Component data from apps and pages
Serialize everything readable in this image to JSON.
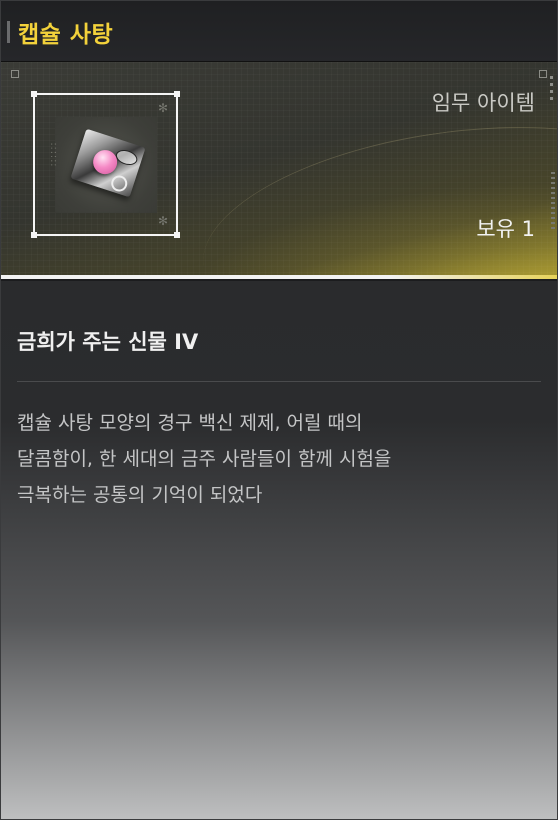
{
  "title": "캡슐 사탕",
  "item": {
    "icon": "capsule-candy-icon",
    "category": "임무 아이템",
    "owned_label": "보유 1"
  },
  "subtitle": "금희가 주는 신물 IV",
  "description_lines": [
    "캡슐 사탕 모양의 경구 백신 제제, 어릴 때의",
    "달콤함이, 한 세대의 금주 사람들이 함께 시험을",
    "극복하는 공통의 기억이 되었다"
  ],
  "colors": {
    "title": "#f3d23b",
    "accent_glow": "#e2cb3f"
  }
}
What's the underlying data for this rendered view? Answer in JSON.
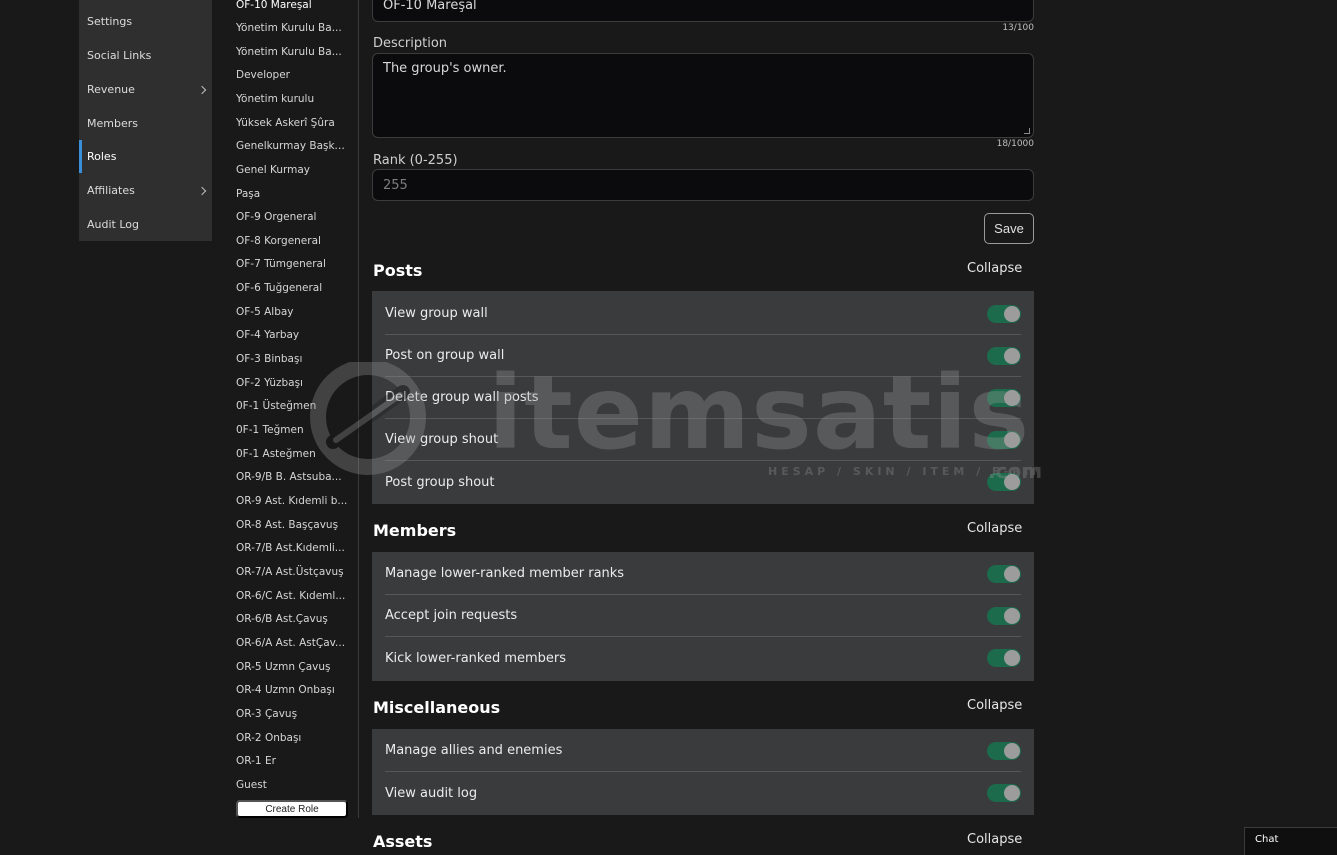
{
  "left_menu": {
    "items": [
      {
        "label": "Settings",
        "active": false,
        "has_submenu": false
      },
      {
        "label": "Social Links",
        "active": false,
        "has_submenu": false
      },
      {
        "label": "Revenue",
        "active": false,
        "has_submenu": true
      },
      {
        "label": "Members",
        "active": false,
        "has_submenu": false
      },
      {
        "label": "Roles",
        "active": true,
        "has_submenu": false
      },
      {
        "label": "Affiliates",
        "active": false,
        "has_submenu": true
      },
      {
        "label": "Audit Log",
        "active": false,
        "has_submenu": false
      }
    ]
  },
  "roles": {
    "items": [
      "OF-10 Mareşal",
      "Yönetim Kurulu Ba...",
      "Yönetim Kurulu Ba...",
      "Developer",
      "Yönetim kurulu",
      "Yüksek Askerî Şûra",
      "Genelkurmay Başka...",
      "Genel Kurmay",
      "Paşa",
      "OF-9 Orgeneral",
      "OF-8 Korgeneral",
      "OF-7 Tümgeneral",
      "OF-6 Tuğgeneral",
      "OF-5 Albay",
      "OF-4 Yarbay",
      "OF-3 Binbaşı",
      "OF-2 Yüzbaşı",
      "0F-1 Üsteğmen",
      "0F-1 Teğmen",
      "0F-1 Asteğmen",
      "OR-9/B B. Astsuba...",
      "OR-9 Ast. Kıdemli b...",
      "OR-8 Ast. Başçavuş",
      "OR-7/B Ast.Kıdemli...",
      "OR-7/A Ast.Üstçavuş",
      "OR-6/C Ast. Kıdeml...",
      "OR-6/B Ast.Çavuş",
      "OR-6/A Ast. AstÇav...",
      "OR-5 Uzmn Çavuş",
      "OR-4 Uzmn Onbaşı",
      "OR-3 Çavuş",
      "OR-2 Onbaşı",
      "OR-1 Er",
      "Guest"
    ],
    "selected_index": 0,
    "create_label": "Create Role"
  },
  "form": {
    "name_value": "OF-10 Mareşal",
    "name_counter": "13/100",
    "description_label": "Description",
    "description_value": "The group's owner.",
    "description_counter": "18/1000",
    "rank_label": "Rank (0-255)",
    "rank_placeholder": "255",
    "save_label": "Save"
  },
  "sections": [
    {
      "title": "Posts",
      "collapse_label": "Collapse",
      "permissions": [
        {
          "label": "View group wall",
          "enabled": true
        },
        {
          "label": "Post on group wall",
          "enabled": true
        },
        {
          "label": "Delete group wall posts",
          "enabled": true
        },
        {
          "label": "View group shout",
          "enabled": true
        },
        {
          "label": "Post group shout",
          "enabled": true
        }
      ]
    },
    {
      "title": "Members",
      "collapse_label": "Collapse",
      "permissions": [
        {
          "label": "Manage lower-ranked member ranks",
          "enabled": true
        },
        {
          "label": "Accept join requests",
          "enabled": true
        },
        {
          "label": "Kick lower-ranked members",
          "enabled": true
        }
      ]
    },
    {
      "title": "Miscellaneous",
      "collapse_label": "Collapse",
      "permissions": [
        {
          "label": "Manage allies and enemies",
          "enabled": true
        },
        {
          "label": "View audit log",
          "enabled": true
        }
      ]
    },
    {
      "title": "Assets",
      "collapse_label": "Collapse",
      "permissions": []
    }
  ],
  "watermark": {
    "text": "itemsatis",
    "tagline": "HESAP / SKIN / ITEM / E-PIN",
    "tld": ".com"
  },
  "chat": {
    "label": "Chat"
  },
  "colors": {
    "accent_active": "#3a8fd8",
    "toggle_on": "#1d6b4d",
    "panel_bg": "#393b3d",
    "page_bg": "#191919"
  }
}
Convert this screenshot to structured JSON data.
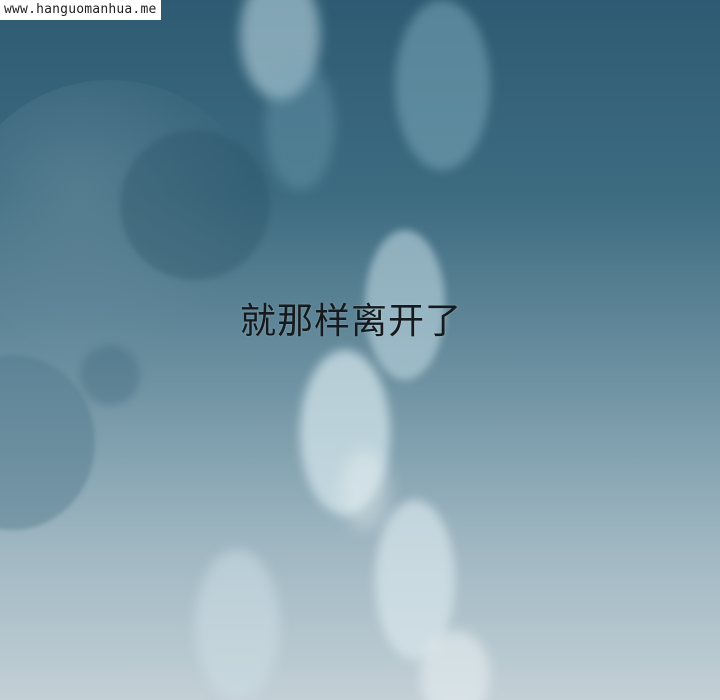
{
  "watermark": {
    "text": "www.hanguomanhua.me"
  },
  "caption": {
    "text": "就那样离开了"
  },
  "colors": {
    "sky_top": "#2e5b73",
    "sky_bottom": "#c3d0d6",
    "caption_text": "#151a1e",
    "watermark_bg": "#ffffff"
  }
}
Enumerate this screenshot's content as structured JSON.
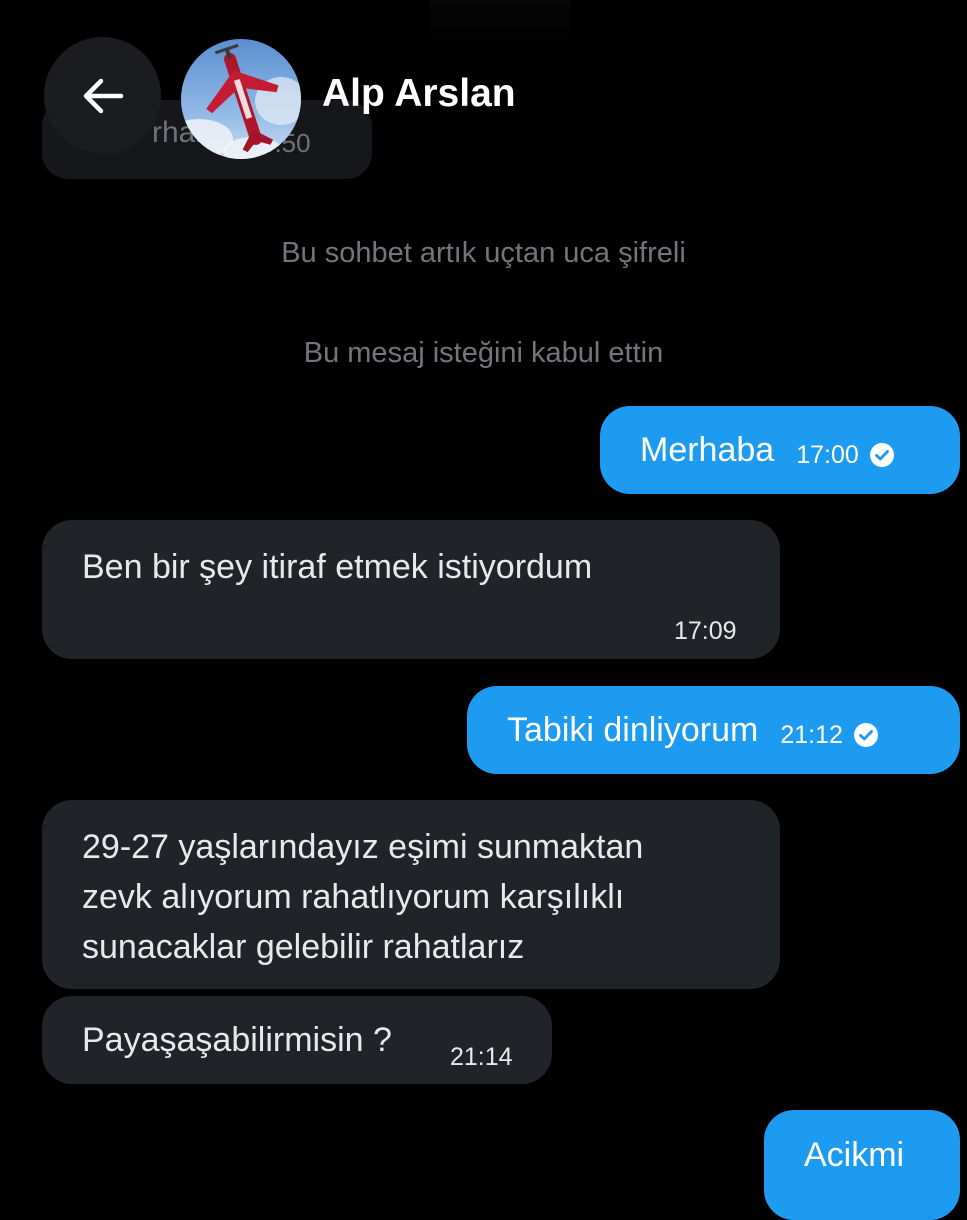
{
  "header": {
    "back_icon": "arrow-left-icon",
    "contact_name": "Alp Arslan",
    "avatar": "aircraft-photo-avatar"
  },
  "partial_message": {
    "text": "rhaba",
    "time": "3:50"
  },
  "notices": [
    "Bu sohbet artık uçtan uca şifreli",
    "Bu mesaj isteğini kabul ettin"
  ],
  "messages": [
    {
      "direction": "outgoing",
      "text": "Merhaba",
      "time": "17:00",
      "status_icon": "check-circle-icon"
    },
    {
      "direction": "incoming",
      "text": "Ben bir şey itiraf etmek istiyordum",
      "time": "17:09"
    },
    {
      "direction": "outgoing",
      "text": "Tabiki dinliyorum",
      "time": "21:12",
      "status_icon": "check-circle-icon"
    },
    {
      "direction": "incoming",
      "lines": [
        "29-27 yaşlarındayız eşimi sunmaktan",
        "zevk alıyorum rahatlıyorum karşılıklı",
        "sunacaklar gelebilir rahatlarız"
      ]
    },
    {
      "direction": "incoming",
      "text": "Payaşaşabilirmisin ?",
      "time": "21:14"
    },
    {
      "direction": "outgoing",
      "text": "Acikmi"
    }
  ],
  "colors": {
    "background": "#000000",
    "outgoing_bubble": "#1d9bf0",
    "incoming_bubble": "#202327",
    "notice_text": "#71767b"
  }
}
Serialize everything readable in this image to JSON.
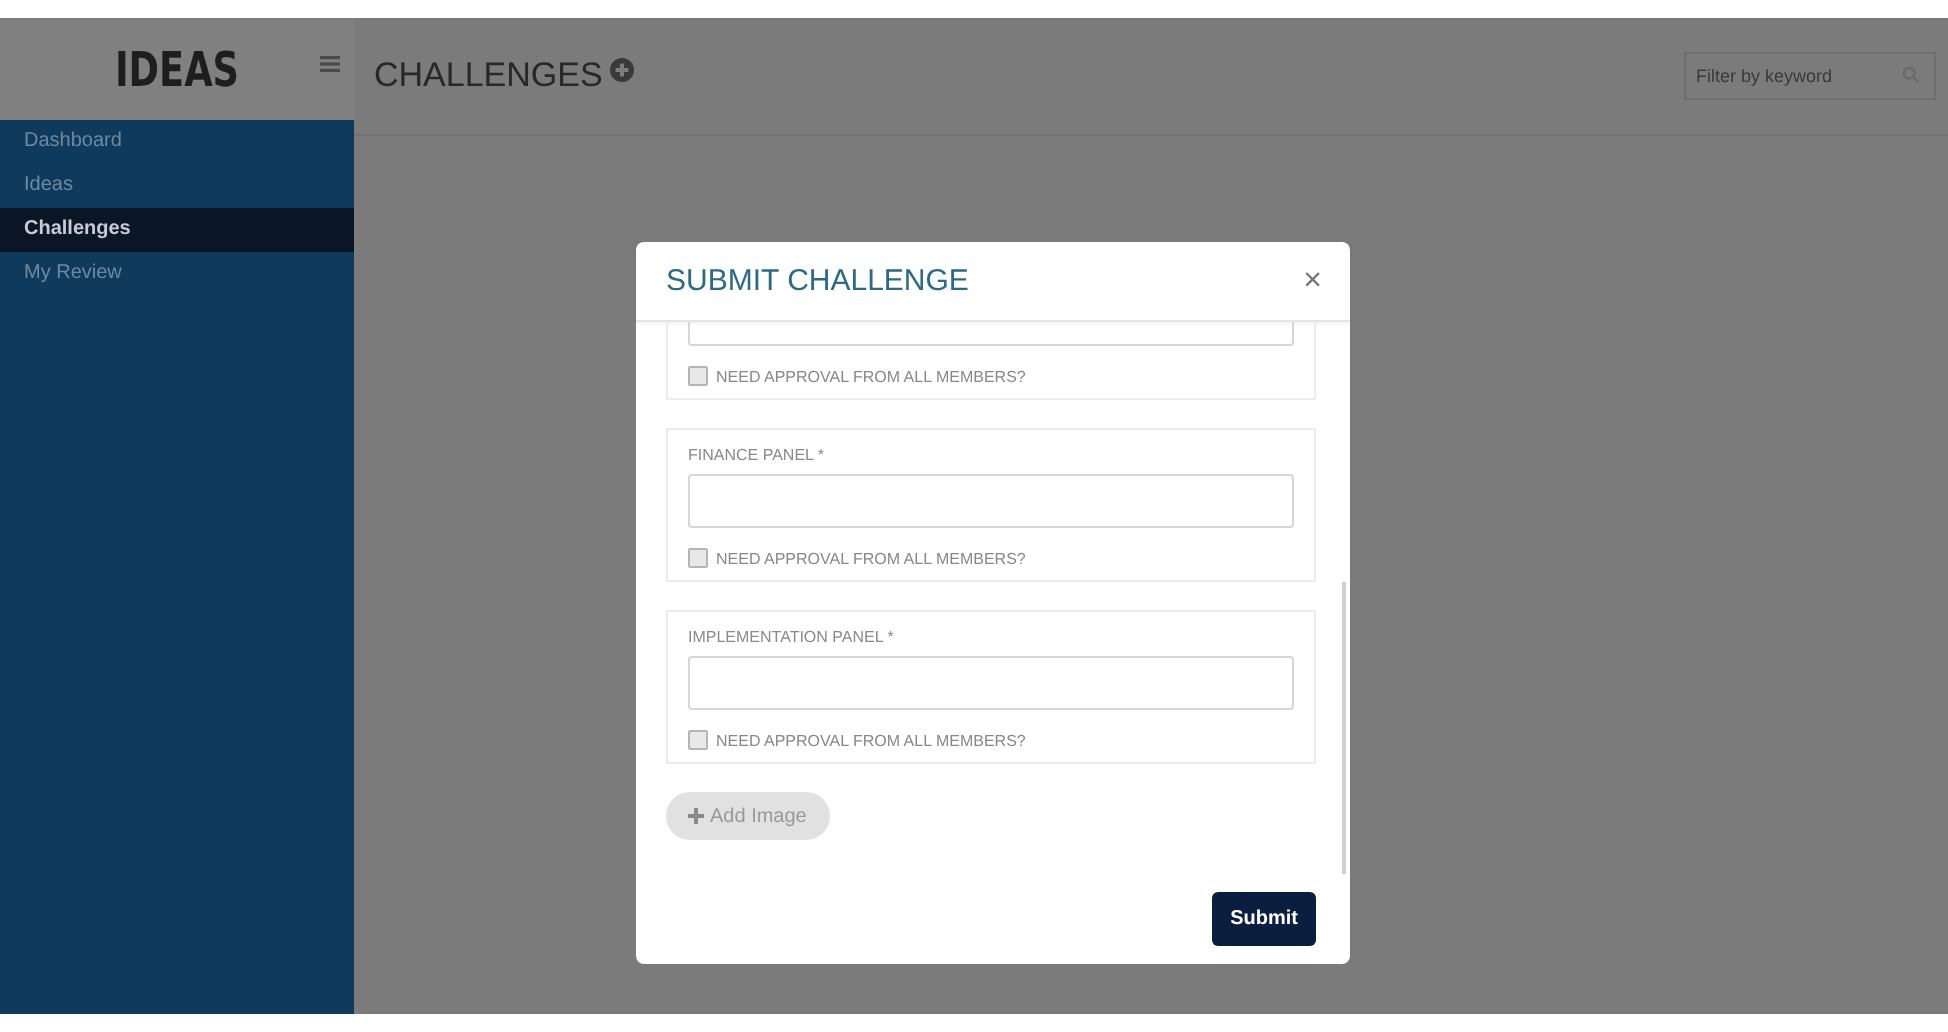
{
  "sidebar": {
    "logo": "IDEAS",
    "items": [
      {
        "label": "Dashboard",
        "selected": false
      },
      {
        "label": "Ideas",
        "selected": false
      },
      {
        "label": "Challenges",
        "selected": true
      },
      {
        "label": "My Review",
        "selected": false
      }
    ]
  },
  "header": {
    "title": "CHALLENGES"
  },
  "search": {
    "placeholder": "Filter by keyword"
  },
  "modal": {
    "title": "SUBMIT CHALLENGE",
    "close": "×",
    "panels": [
      {
        "approval": "NEED APPROVAL FROM ALL MEMBERS?",
        "checked": false
      },
      {
        "label": "FINANCE PANEL *",
        "approval": "NEED APPROVAL FROM ALL MEMBERS?",
        "checked": false
      },
      {
        "label": "IMPLEMENTATION PANEL *",
        "approval": "NEED APPROVAL FROM ALL MEMBERS?",
        "checked": false
      }
    ],
    "add_image": "Add Image",
    "submit": "Submit"
  }
}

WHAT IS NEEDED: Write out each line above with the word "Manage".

THE ANSWER:
          "label": "Manage lower-ranked member ranks",
          "label": "Manage allies and enemies",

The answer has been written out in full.